There is more than meets the eye when it comes to being a torque tester. For example, did you know that they make an average of $13.6 an hour? That's $28,297 a year!
Between 2018 and 2028, the career is expected to grow 4% and produce 55,400 job opportunities across the U.S.
There are certain skills that many torque testers have in order to accomplish their responsibilities. By taking a look through resumes, we were able to narrow down the most common skills for a person in this position. We discovered that a lot of resumes listed dexterity, math skills and mechanical skills.
When it comes to the most important skills required to be a torque tester, we found that a lot of resumes listed 47.6% of torque testers included bop, while 19.0% of resumes included rig, and 19.0% of resumes included frac. Hard skills like these are helpful to have when it comes to performing essential job responsibilities.
When it comes to searching for a job, many search for a key term or phrase. Instead, it might be more helpful to search by industry, as you might be missing jobs that you never thought about in industries that you didn't even think offered positions related to the torque tester job title. But what industry to start with? Most torque testers actually find jobs in the manufacturing and transportation industries.
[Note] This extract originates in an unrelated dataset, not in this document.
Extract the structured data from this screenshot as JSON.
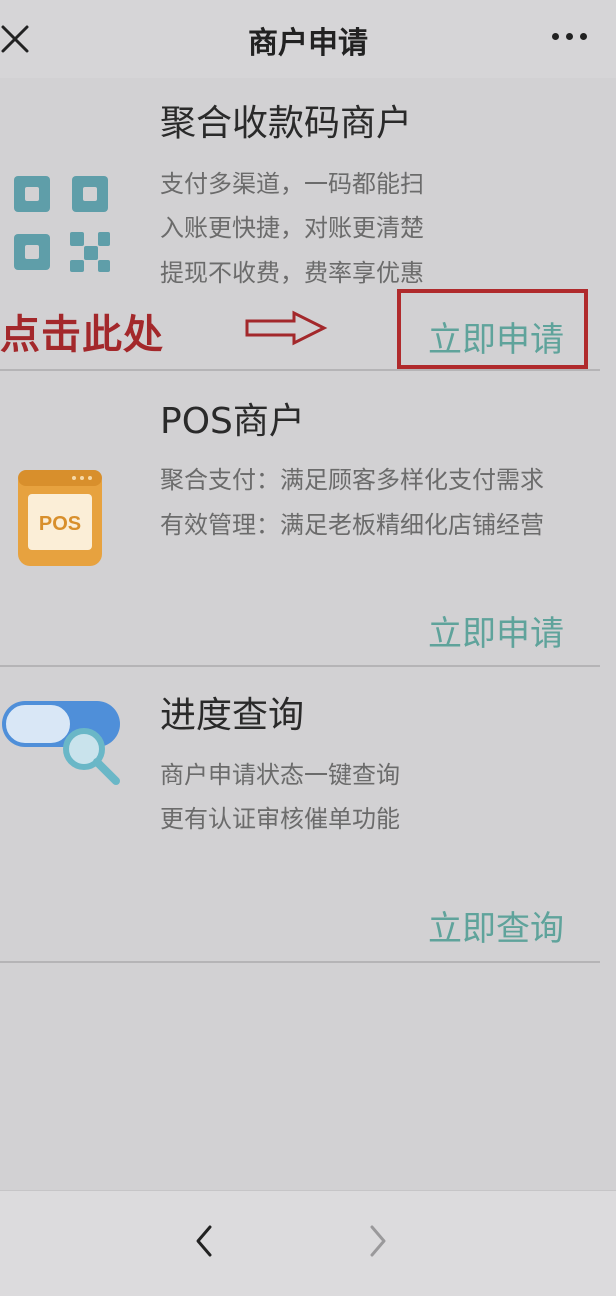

If you're interested in becoming a torque tester, one of the first things to consider is how much education you need. We've determined that 16.7% of torque testers have a bachelor's degree. In terms of higher education levels, we found that 0.0% of torque testers have master's degrees. Even though some torque testers have a college degree, it's possible to become one with only a high school degree or GED.
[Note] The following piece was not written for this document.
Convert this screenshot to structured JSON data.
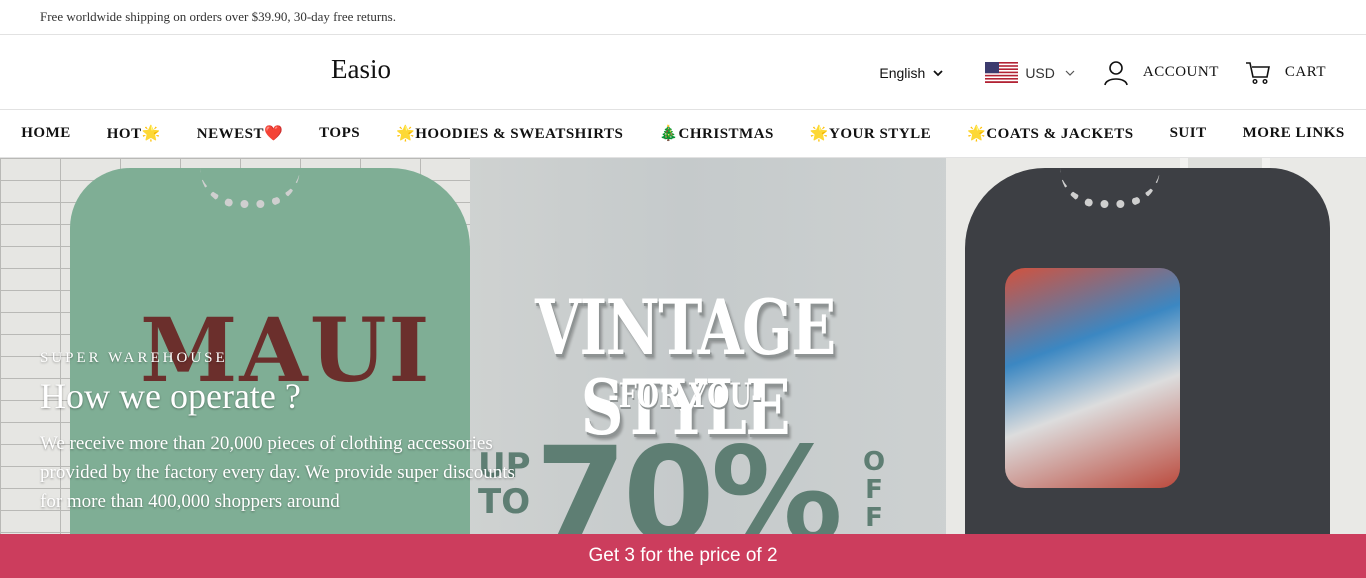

Choosing the right major is always an important step when researching how to become a torque tester. When we researched the most common majors for a torque tester, we found that they most commonly earn high school diploma degrees or bachelor's degree degrees. Other degrees that we often see on torque tester resumes include diploma degrees or associate degree degrees.
You may find that experience in other jobs will help you become a torque tester. In fact, many torque tester jobs require experience in a role such as technician. Meanwhile, many torque testers also have previous career experience in roles such as lift operator or foreman.
Tell us your goals and we'll match you with the right jobs to get there.